- ↑ Krieger, Derk. et al.“Cooling for Acute Ischemic Brain Damage.” American Heart Association. May 25, 2001, pg. 1847-1854
- ↑ Schwab, S. et al. “Moderate Hypothermia in the Treatment of Patients with Severe Middle Cerebral Artery Infarction.” American Heart Association. July 31, 1998, pg. 2461-2466 http://cat.inist.fr/?aModele=afficheN&cpsidt=1604537
- ↑ Florian B, Vintilescu R, Balseanu AT, Buga A-M, Grisk O, Walker LC, Kessler C, Popa-Wagner A (2008). Long-term hypothermia reduces infarct volume in aged rats after focal ischemia. Neuroscience Letters 438: 180–185.
- ↑ Dringer, Michael et al. “Elevated body temperature independently to increased length of stay in neurological intensive care unit patients.” Critical Care Medicine. 2004 Vol. 32, No. 7, pg. 1489-1495
- ↑ 10.0 10.1 Kammersgaard, L.P. et al. “Admission Body Temperature Predicts Long-Term Mortality After Acute Stroke http://stroke.ahajournals.org/cgi/content/abstract/33/7/1759.” American Heart Association. March 12, 2002, pg. 1759-1762.
- ↑ Ginsberg, Myron et al. “Combating Hyperthermia in Acute Stroke.” American Association. November 10, 1997, pg. 529-534. http://stroke.ahajournals.org/cgi/content/abstract/29/2/529
- ↑ Polderman, Kees. “Induced hypothermia and fever control for prevention and treatment of neurological injuries.” Lancet. 2008; 371: 1955–69. http://www.tripdatabase.com/spider.html?itemid=714708
- ↑ 13.0 13.1 Adler, Jerry. “Back From the Dead.” Newsweek. July 23, 2007. http://www.accessmylibrary.com/coms2/summary_0286-32455420_ITM
- ↑ 14.0 14.1 14.2 14.3 Calver, Patty. “The Big Chill.” RN. (2005) Vol. 68, No. 5 http://rn.modernmedicine.com/rnweb/article/articleDetail.jsp?id=158219
- ↑ Schwab, Stefan et al. “Feasibility and Safety of Moderate Hypothermia After Massive Hemisphere Infarction.” American Heart Association. June 4, 2001, pg. 2033-2035.
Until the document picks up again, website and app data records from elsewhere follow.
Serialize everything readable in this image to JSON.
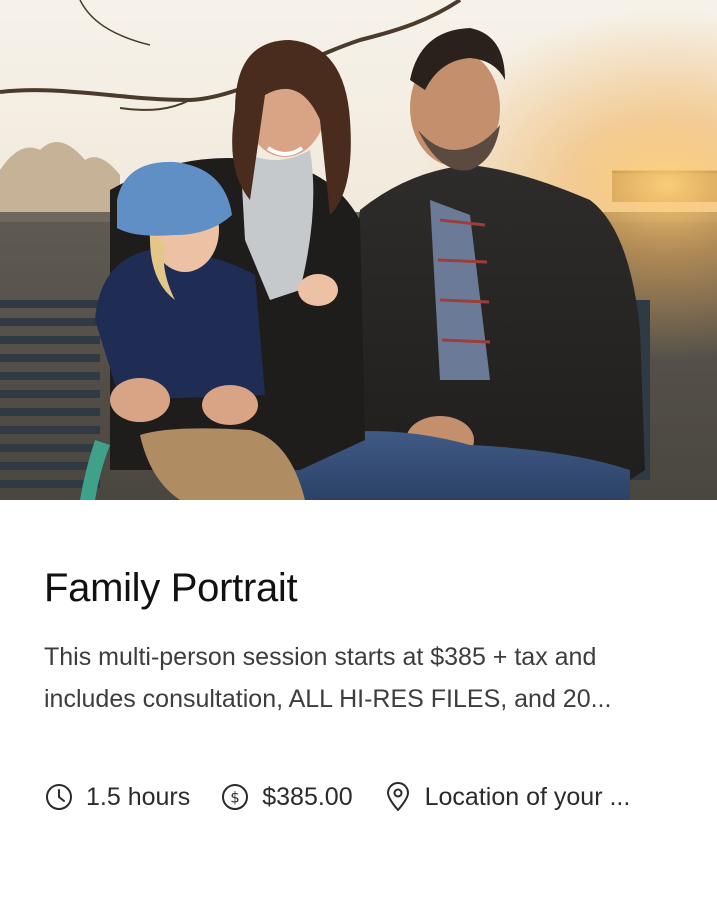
{
  "service": {
    "title": "Family Portrait",
    "description_lines": [
      "This multi-person session starts at $385 + tax and",
      "includes consultation, ALL HI-RES FILES, and 20..."
    ],
    "duration": "1.5 hours",
    "price": "$385.00",
    "location": "Location of your ..."
  },
  "icons": {
    "duration": "clock-icon",
    "price": "dollar-circle-icon",
    "location": "map-pin-icon"
  },
  "colors": {
    "title": "#111111",
    "text": "#3d3d3d",
    "icon": "#2b2b2b"
  }
}
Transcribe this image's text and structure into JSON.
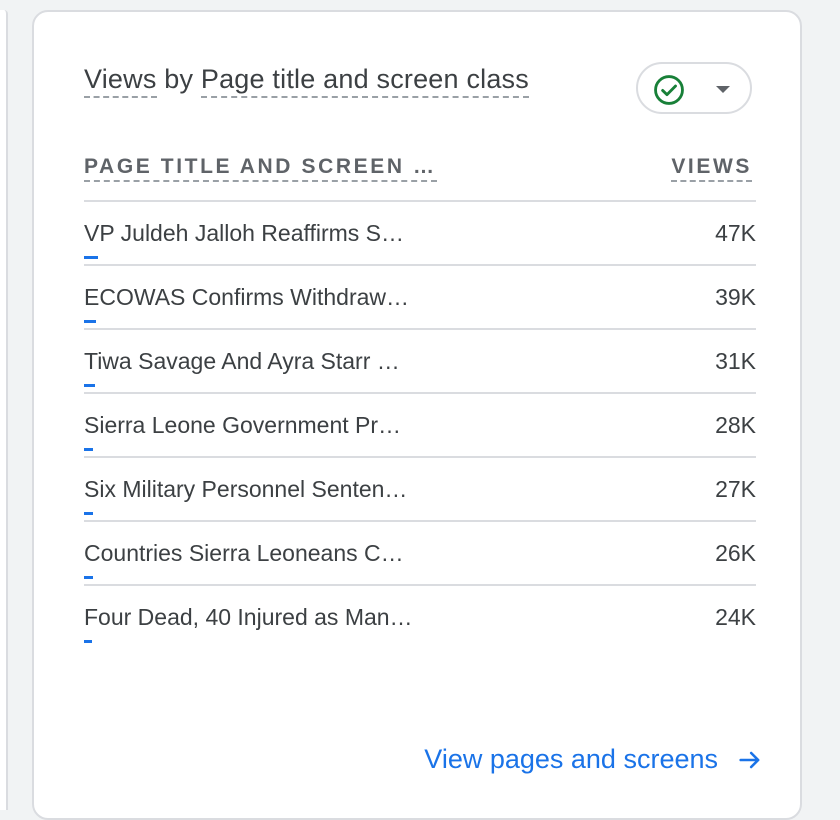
{
  "card": {
    "title_metric": "Views",
    "title_by": "by",
    "title_dimension": "Page title and screen class"
  },
  "compare_button": {
    "status_icon": "check-circle-icon",
    "dropdown_icon": "caret-down-icon",
    "accent_color": "#188038"
  },
  "table": {
    "columns": [
      "PAGE TITLE AND SCREEN …",
      "VIEWS"
    ],
    "max_views": 47000,
    "rows": [
      {
        "title": "VP Juldeh Jalloh Reaffirms S…",
        "views": "47K",
        "share": 0.021
      },
      {
        "title": "ECOWAS Confirms Withdraw…",
        "views": "39K",
        "share": 0.018
      },
      {
        "title": "Tiwa Savage And Ayra Starr …",
        "views": "31K",
        "share": 0.016
      },
      {
        "title": "Sierra Leone Government Pr…",
        "views": "28K",
        "share": 0.014
      },
      {
        "title": "Six Military Personnel Senten…",
        "views": "27K",
        "share": 0.013
      },
      {
        "title": "Countries Sierra Leoneans C…",
        "views": "26K",
        "share": 0.013
      },
      {
        "title": "Four Dead, 40 Injured as Man…",
        "views": "24K",
        "share": 0.012
      }
    ],
    "bar_color": "#1a73e8"
  },
  "footer": {
    "link_label": "View pages and screens",
    "link_icon": "arrow-right-icon"
  }
}
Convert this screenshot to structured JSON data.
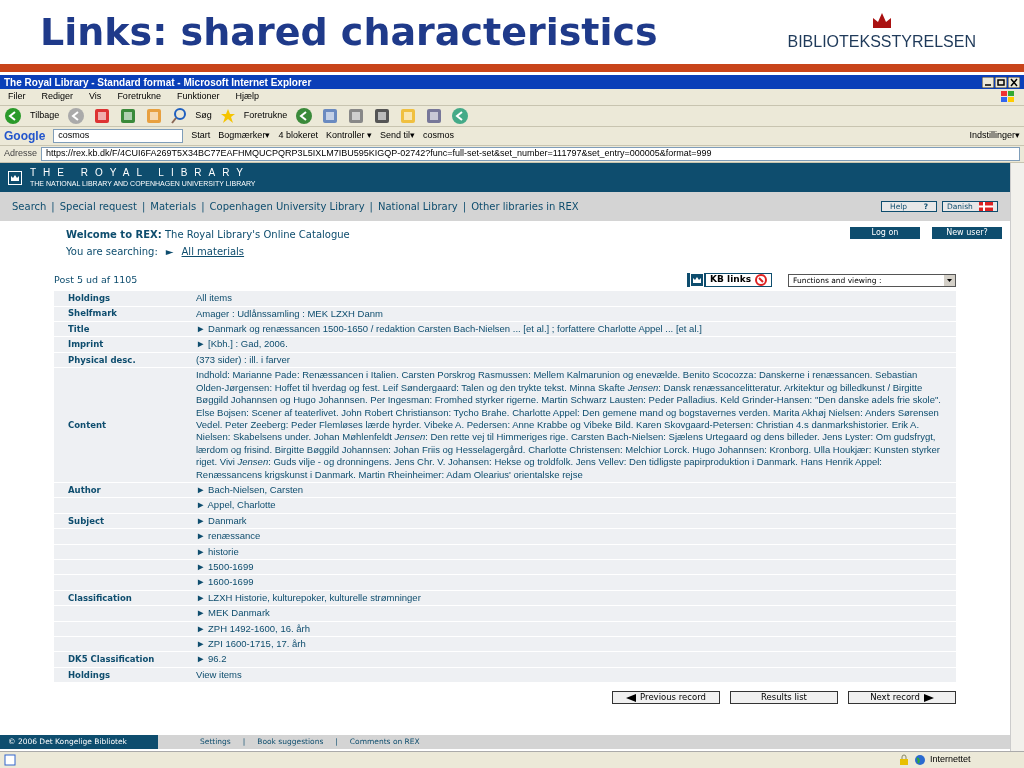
{
  "slide": {
    "title": "Links: shared characteristics",
    "logo_text": "BIBLIOTEKSSTYRELSEN"
  },
  "browser": {
    "title": "The Royal Library - Standard format - Microsoft Internet Explorer",
    "menu": [
      "Filer",
      "Rediger",
      "Vis",
      "Foretrukne",
      "Funktioner",
      "Hjælp"
    ],
    "toolbar": {
      "back": "Tilbage",
      "search": "Søg",
      "favorites": "Foretrukne"
    },
    "google_bar": {
      "logo": "Google",
      "search_value": "cosmos",
      "items": [
        "Start",
        "Bogmærker▾",
        "4 blokeret",
        "Kontroller ▾",
        "Send til▾",
        "cosmos"
      ],
      "settings": "Indstillinger▾"
    },
    "address": {
      "label": "Adresse",
      "url": "https://rex.kb.dk/F/4CUI6FA269T5X34BC77EAFHMQUCPQRP3L5IXLM7IBU595KIGQP-02742?func=full-set-set&set_number=111797&set_entry=000005&format=999"
    }
  },
  "page": {
    "header": {
      "title": "THE ROYAL LIBRARY",
      "subtitle": "THE NATIONAL LIBRARY AND COPENHAGEN UNIVERSITY LIBRARY"
    },
    "nav": {
      "separator": "|",
      "items": [
        "Search",
        "Special request",
        "Materials",
        "Copenhagen University Library",
        "National Library",
        "Other libraries in REX"
      ]
    },
    "help": {
      "label": "Help",
      "mark": "?"
    },
    "language": "Danish",
    "welcome": "**Welcome to REX:** The Royal Library's Online Catalogue",
    "searching": {
      "label": "You are searching:",
      "arrow": "►",
      "link": "All materials"
    },
    "account_buttons": [
      "Log on",
      "New user?"
    ],
    "post": "Post 5 ud af 1105",
    "kb_links": "KB links",
    "functions_select": "Functions and viewing :",
    "rows": [
      {
        "label": "Holdings",
        "value": "All items"
      },
      {
        "label": "Shelfmark",
        "value": "Amager : Udlånssamling : MEK LZXH Danm"
      },
      {
        "label": "Title",
        "value": "► Danmark og renæssancen 1500-1650 / redaktion Carsten Bach-Nielsen ... [et al.] ; forfattere Charlotte Appel ... [et al.]"
      },
      {
        "label": "Imprint",
        "value": "► [Kbh.] : Gad, 2006."
      },
      {
        "label": "Physical desc.",
        "value": "(373 sider)  : ill. i farver"
      },
      {
        "label": "Content",
        "value": "Indhold: Marianne Pade: Renæssancen i Italien. Carsten Porskrog Rasmussen: Mellem Kalmarunion og enevælde. Benito Scocozza: Danskerne i renæssancen. Sebastian Olden-Jørgensen: Hoffet til hverdag og fest. Leif Søndergaard: Talen og den trykte tekst. Minna Skafte *Jensen*: Dansk renæssancelitteratur. Arkitektur og billedkunst / Birgitte Bøggild Johannsen og Hugo Johannsen. Per Ingesman: Fromhed styrker rigerne. Martin Schwarz Lausten: Peder Palladius. Keld Grinder-Hansen: \"Den danske adels frie skole\". Else Bojsen: Scener af teaterlivet. John Robert Christianson: Tycho Brahe. Charlotte Appel: Den gemene mand og bogstavernes verden. Marita Akhøj Nielsen: Anders Sørensen Vedel. Peter Zeeberg: Peder Flemløses lærde hyrder. Vibeke A. Pedersen: Anne Krabbe og Vibeke Bild. Karen Skovgaard-Petersen: Christian 4.s danmarkshistorier. Erik A. Nielsen: Skabelsens under. Johan Møhlenfeldt *Jensen*: Den rette vej til Himmeriges rige. Carsten Bach-Nielsen: Sjælens Urtegaard og dens billeder. Jens Lyster: Om gudsfrygt, lærdom og frisind. Birgitte Bøggild Johannsen: Johan Friis og Hesselagergård. Charlotte Christensen: Melchior Lorck. Hugo Johannsen: Kronborg. Ulla Houkjær: Kunsten styrker riget. Vivi *Jensen*: Guds vilje - og dronningens. Jens Chr. V. Johansen: Hekse og troldfolk. Jens Vellev: Den tidligste papirproduktion i Danmark. Hans Henrik Appel: Renæssancens krigskunst i Danmark. Martin Rheinheimer: Adam Olearius' orientalske rejse"
      },
      {
        "label": "Author",
        "value": "► Bach-Nielsen, Carsten"
      },
      {
        "value": "► Appel, Charlotte"
      },
      {
        "label": "Subject",
        "value": "► Danmark"
      },
      {
        "value": "► renæssance"
      },
      {
        "value": "► historie"
      },
      {
        "value": "► 1500-1699"
      },
      {
        "value": "► 1600-1699"
      },
      {
        "label": "Classification",
        "value": "► LZXH Historie, kulturepoker, kulturelle strømninger"
      },
      {
        "value": "► MEK Danmark"
      },
      {
        "value": "► ZPH 1492-1600, 16. årh"
      },
      {
        "value": "► ZPI 1600-1715, 17. årh"
      },
      {
        "label": "DK5 Classification",
        "value": "► 96.2"
      },
      {
        "label": "Holdings",
        "value": "View items"
      }
    ],
    "record_buttons": [
      {
        "label": "Previous record",
        "kind": "previous"
      },
      {
        "label": "Results list",
        "kind": "list"
      },
      {
        "label": "Next record",
        "kind": "next"
      }
    ],
    "footer": {
      "copyright": "© 2006 Det Kongelige Bibliotek",
      "separator": "|",
      "links": [
        "Settings",
        "Book suggestions",
        "Comments on REX"
      ]
    }
  },
  "status_bar": {
    "zone": "Internettet"
  }
}
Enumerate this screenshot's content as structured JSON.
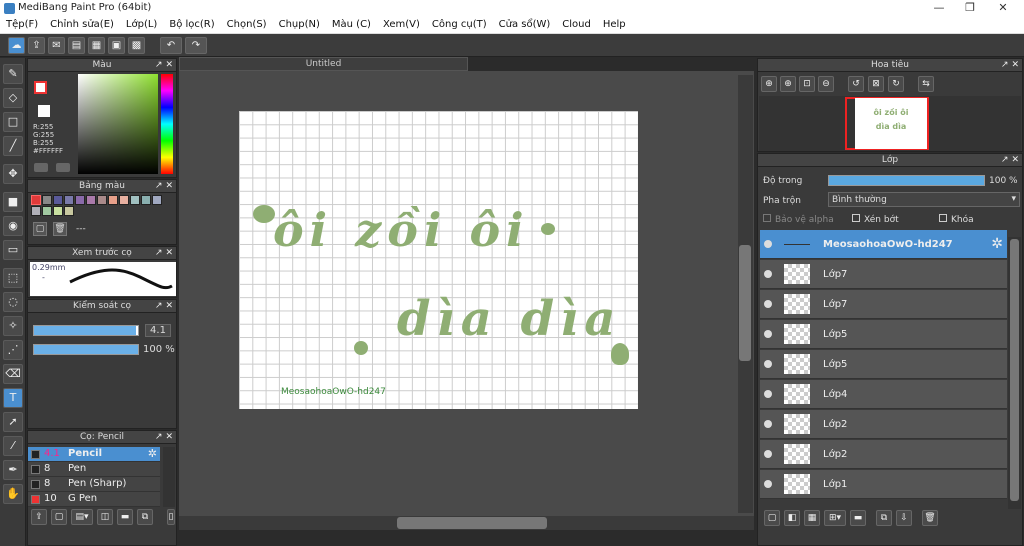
{
  "window": {
    "title": "MediBang Paint Pro (64bit)",
    "min": "—",
    "max": "❐",
    "close": "✕"
  },
  "menu": [
    "Tệp(F)",
    "Chỉnh sửa(E)",
    "Lớp(L)",
    "Bộ lọc(R)",
    "Chọn(S)",
    "Chụp(N)",
    "Màu (C)",
    "Xem(V)",
    "Công cụ(T)",
    "Cửa sổ(W)",
    "Cloud",
    "Help"
  ],
  "color_panel": {
    "title": "Màu",
    "r": "R:255",
    "g": "G:255",
    "b": "B:255",
    "hex": "#FFFFFF"
  },
  "palette_panel": {
    "title": "Bảng màu",
    "dash": "---",
    "swatches": [
      "#e03a3a",
      "#888",
      "#5a5a9a",
      "#7a7aaa",
      "#8a6aaa",
      "#aa7aaa",
      "#aa8a8a",
      "#e8a08a",
      "#e8b0a0",
      "#a0c0c0",
      "#8ab0b0",
      "#a0a8c0",
      "#b0b0b8",
      "#a0c8a0",
      "#c8e0a0",
      "#c8c8a0"
    ]
  },
  "brush_preview": {
    "title": "Xem trước cọ",
    "size": "0.29mm",
    "dash": "-"
  },
  "brush_control": {
    "title": "Kiểm soát cọ",
    "size": "4.1",
    "opacity": "100 %",
    "size_fraction": 0.98,
    "opacity_fraction": 1.0
  },
  "brush_panel": {
    "title": "Cọ: Pencil",
    "items": [
      {
        "size": "4.1",
        "name": "Pencil",
        "color": "#222"
      },
      {
        "size": "8",
        "name": "Pen",
        "color": "#222"
      },
      {
        "size": "8",
        "name": "Pen (Sharp)",
        "color": "#222"
      },
      {
        "size": "10",
        "name": "G Pen",
        "color": "#e33"
      }
    ]
  },
  "document": {
    "tab": "Untitled",
    "art_line1": "ôi zồi ôi",
    "art_line2": "dìa dìa",
    "watermark": "MeosaohoaOwO-hd247"
  },
  "navigator": {
    "title": "Hoa tiêu"
  },
  "layers_panel": {
    "title": "Lớp",
    "opacity_label": "Độ trong",
    "opacity_value": "100 %",
    "opacity_fraction": 1.0,
    "blend_label": "Pha trộn",
    "blend_value": "Bình thường",
    "protect_alpha": "Bảo vệ alpha",
    "clipping": "Xén bớt",
    "lock": "Khóa",
    "layers": [
      "MeosaohoaOwO-hd247",
      "Lớp7",
      "Lớp7",
      "Lớp5",
      "Lớp5",
      "Lớp4",
      "Lớp2",
      "Lớp2",
      "Lớp1"
    ]
  }
}
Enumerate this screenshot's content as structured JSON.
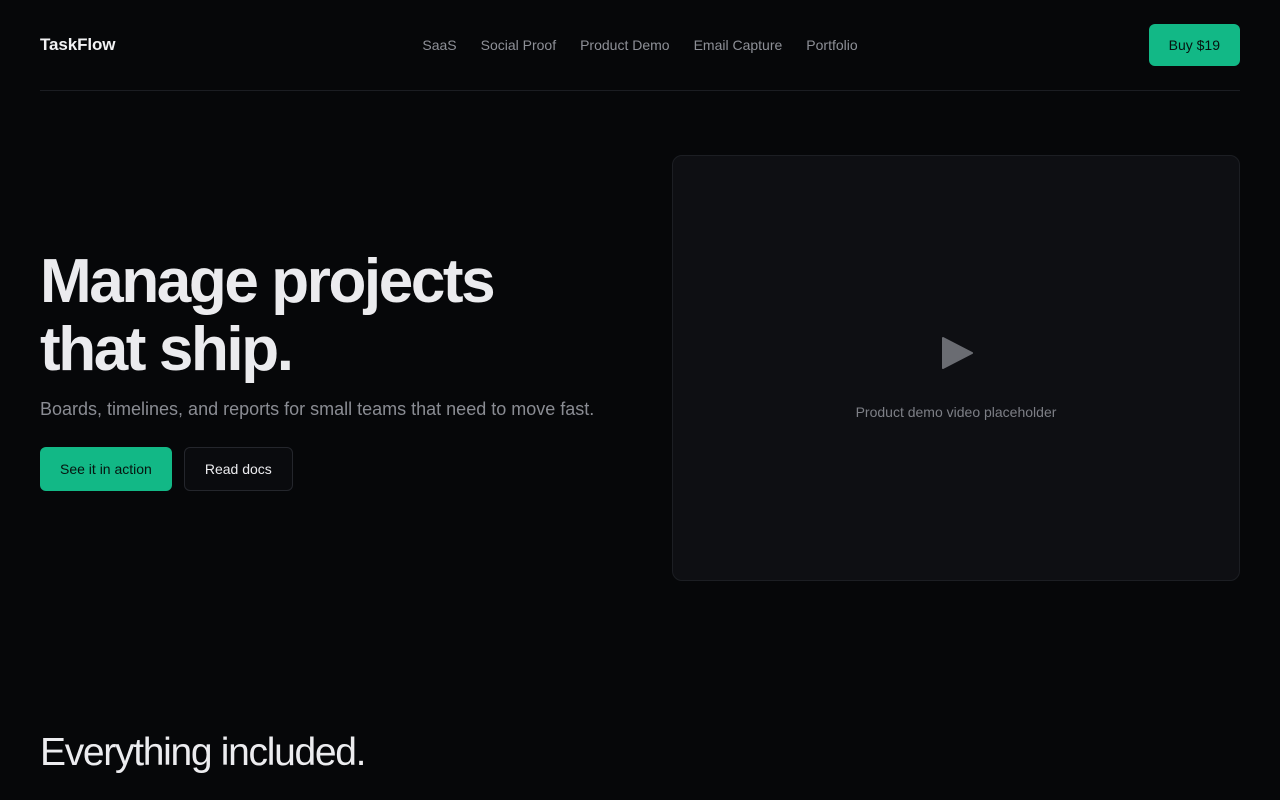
{
  "header": {
    "brand": "TaskFlow",
    "nav": [
      "SaaS",
      "Social Proof",
      "Product Demo",
      "Email Capture",
      "Portfolio"
    ],
    "buy_label": "Buy $19"
  },
  "hero": {
    "title_line1": "Manage projects",
    "title_line2": "that ship.",
    "subtitle": "Boards, timelines, and reports for small teams that need to move fast.",
    "primary_cta": "See it in action",
    "secondary_cta": "Read docs"
  },
  "video": {
    "icon": "play-icon",
    "caption": "Product demo video placeholder"
  },
  "features": {
    "title": "Everything included."
  },
  "colors": {
    "background": "#060709",
    "accent": "#12b886",
    "panel": "#0e0f13",
    "muted_text": "#8a8c93"
  }
}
- ↑ Schwab, Stefan et al. “Feasibility and Safety of Moderate Hypothermia After Massive Hemisphere Infraction.”
- ↑ 17.0 17.1 [Haugk, Moritz et al. “Feasibility and efficacy of new non-invasive cooling device in post resuscitation intensive care medicine.” Resuscitation (2007) 75, 76-81]
- ↑ [Simosa, Hector et al. “Increased Risk of Deep Venous Thrombosis with Endovascular Cooling in Patients with Traumatic Head Injury."]
- ↑ 19.0 19.1 [(Sterz-Dept of Emergency Medicine, Medical University of Vienna March 2007
- ↑ Holden, Mary et al. "Clinically Induced Hypothermia: Why Chill Your Patient?" Advanced Critical Care. (2006) Vol. 17, No. 2, pg. 125-132. http://www.ncbi.nlm.nih.gov/pubmed/16767013
- ↑ Holden, Mary et al. "Clinically Induced Hypothermia: Why Chill Your Patient?" Advanced Critical Care. (2006) Vol. 17, No. 2, pg. 125-132. http://www.ncbi.nlm.nih.gov/pubmed/16767013